Aug. 5, 2016 - UPDATE: U.S. District Court Judge Rosemary Collyer has ordered Backpage’s CEO, Carl Ferrer, to comply with the Senate subcommittee’s subpoena and hand over documents pertaining to Backpage’s business practices within 10 days. That ruling follows the Senate’s unanimous vote to direct the filing of civil contempt proceedings against the online classified site. This is the first time in over 20 years that the Senate has taken such extraordinary action.

The Senate investigation and contempt proceedings follow increased scrutiny of Backpage among anti-trafficking non-profit organizations, in civil court proceedings and on Capitol Hill for child sex trafficking on

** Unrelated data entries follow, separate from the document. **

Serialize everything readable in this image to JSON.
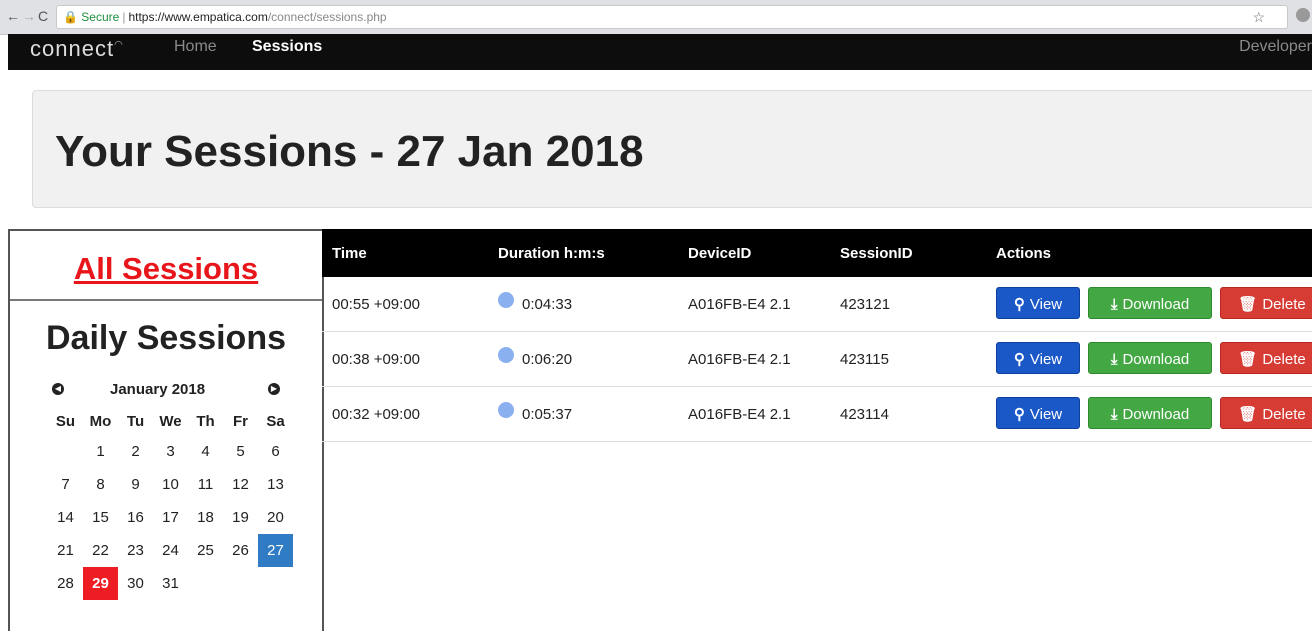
{
  "browser": {
    "secure_label": "Secure",
    "url_host": "https://www.empatica.com",
    "url_path": "/connect/sessions.php"
  },
  "navbar": {
    "brand": "connect",
    "home": "Home",
    "sessions": "Sessions",
    "developer": "Developer"
  },
  "page": {
    "title": "Your Sessions - 27 Jan 2018"
  },
  "sidebar": {
    "all_sessions": "All Sessions",
    "daily_sessions": "Daily Sessions"
  },
  "calendar": {
    "month": "January 2018",
    "weekdays": [
      "Su",
      "Mo",
      "Tu",
      "We",
      "Th",
      "Fr",
      "Sa"
    ],
    "weeks": [
      [
        "",
        "1",
        "2",
        "3",
        "4",
        "5",
        "6"
      ],
      [
        "7",
        "8",
        "9",
        "10",
        "11",
        "12",
        "13"
      ],
      [
        "14",
        "15",
        "16",
        "17",
        "18",
        "19",
        "20"
      ],
      [
        "21",
        "22",
        "23",
        "24",
        "25",
        "26",
        "27"
      ],
      [
        "28",
        "29",
        "30",
        "31",
        "",
        "",
        ""
      ]
    ],
    "selected_day": "27",
    "today": "29",
    "colors": {
      "selected": "#2f7bc4",
      "today": "#ee1d24"
    }
  },
  "table": {
    "headers": [
      "Time",
      "Duration h:m:s",
      "DeviceID",
      "SessionID",
      "Actions"
    ],
    "rows": [
      {
        "time": "00:55 +09:00",
        "duration": "0:04:33",
        "device": "A016FB-E4 2.1",
        "session": "423121"
      },
      {
        "time": "00:38 +09:00",
        "duration": "0:06:20",
        "device": "A016FB-E4 2.1",
        "session": "423115"
      },
      {
        "time": "00:32 +09:00",
        "duration": "0:05:37",
        "device": "A016FB-E4 2.1",
        "session": "423114"
      }
    ],
    "actions": {
      "view": "View",
      "download": "Download",
      "delete": "Delete"
    },
    "colors": {
      "view": "#1a57c7",
      "download": "#43a743",
      "delete": "#d63b34"
    }
  }
}
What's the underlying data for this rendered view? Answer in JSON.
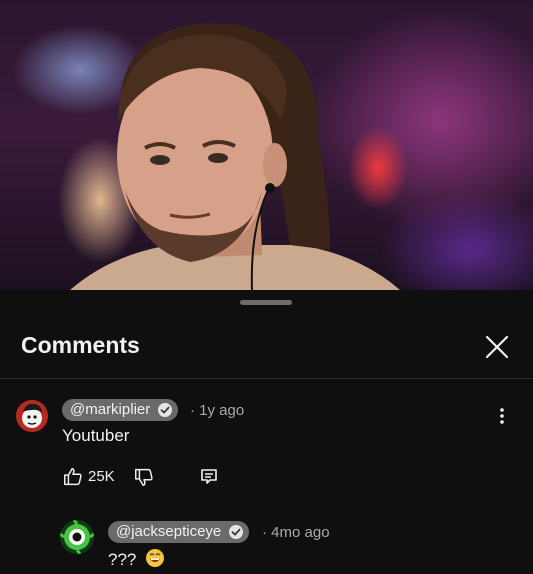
{
  "sheet": {
    "title": "Comments"
  },
  "comments": [
    {
      "handle": "@markiplier",
      "time": "· 1y ago",
      "text": "Youtuber",
      "likes": "25K"
    }
  ],
  "reply": {
    "handle": "@jacksepticeye",
    "time": "· 4mo ago",
    "text": "???"
  },
  "icons": {
    "close": "close-icon",
    "like": "thumbs-up-icon",
    "dislike": "thumbs-down-icon",
    "reply": "reply-comment-icon",
    "more": "more-vertical-icon",
    "verified": "verified-check-icon",
    "emoji": "grinning-emoji-icon"
  }
}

Nov. 19, 2015

For the first time in more than 20 years, a key witness failed to appear today before a Senate subcommittee investigating the sale of children for sex on the Internet.  Sen. Rob Portman (R-Ohio), chairman of the Permanent Subcommittee on Investigations, said his committee may pursue a criminal contempt charge against the CEO of

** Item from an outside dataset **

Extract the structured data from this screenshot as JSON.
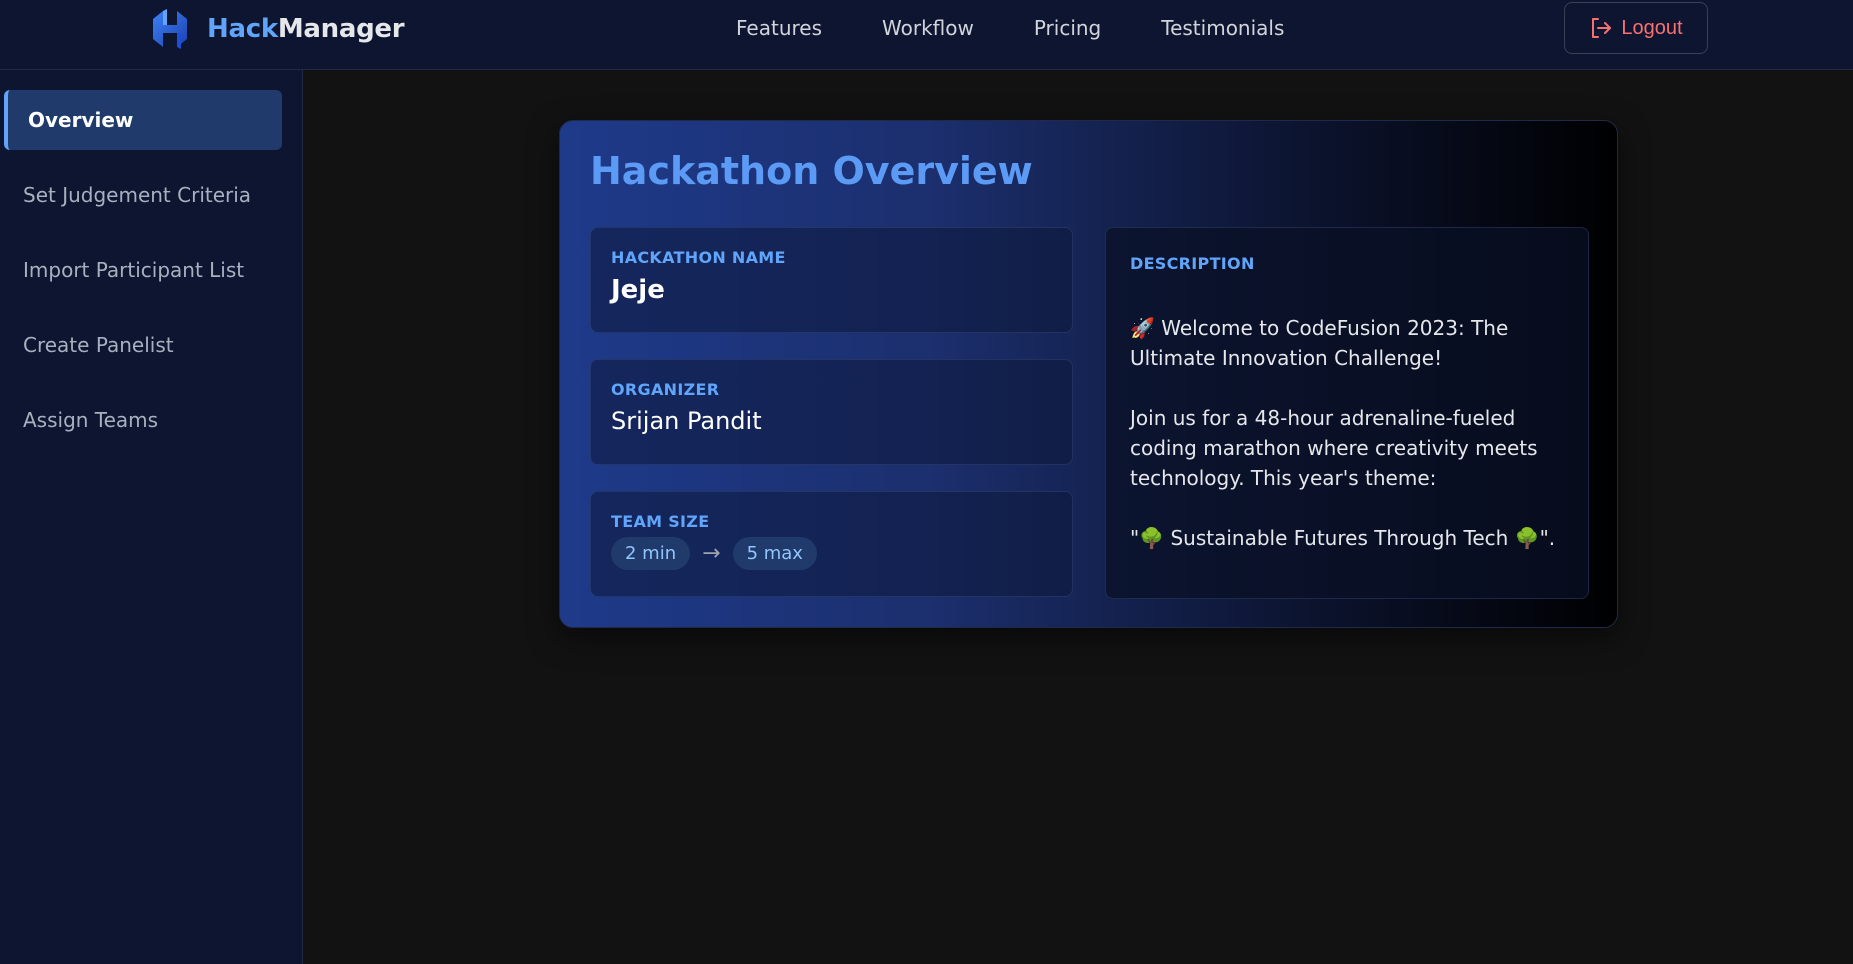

Carl Ferrer, CEO of the online classified website, ignored the subpoena and has refused the subcommittee’s request for documents pertaining to its business practices, citing First Amendment protections.

“Backpage made a huge mistake today by making a mockery of this Senate hearing,” said John Walsh, co-founder of the National Center for Missing & Exploited Children, who attended today’s hearing on Capitol Hill. “Backpage has made millions of dollars at the expense of children by enabling pimps to sell them for sex on their website.”

The subcommittee, led by Portman and ranking member Sen. Claire McCaskill (D-MO), has been investigating human trafficking on the Internet and has said Backpage is the “most important player” in this market, despite the website’s claim that it is a market leader in combatting the problem.

“We’re here to talk about the online, lucrative sale of America’s children for sex, which in our experience occurs most prominently on the website,,” testified Yiota Souras, NCMEC’s general counsel and one of two witnesses. “Every year in the United States, thousands of children are sold for sex and repeatedly raped.”

Souras testified that a vast majority of suspected child sex trafficking victims reported to NCMEC were advertised on Backpage.  Since 1998, NCMEC’s CyberTipline, the nation’s reporting mechanism for suspected child sexual exploitation, received more than 45,000 reports relating to suspected child sex trafficking, most from ads on Backpage.

“Technology has fundamentally changed how children are trafficked,” said Souras. “Today, an adult can shop from their home, office or hotel room, even on a cellphone, to buy a child for sex.”

The subcommittee released a scathing report today condemning Ferrer and Backpage, saying the company edits out certain content that could distinguish legal ads from those that are selling children for sex.

The subcommittee is recommending enforcement of Ferrer’s subpoena.

“If Backpage thinks they are going to go quietly into the night, they are sadly mistaken,” McCaskill said.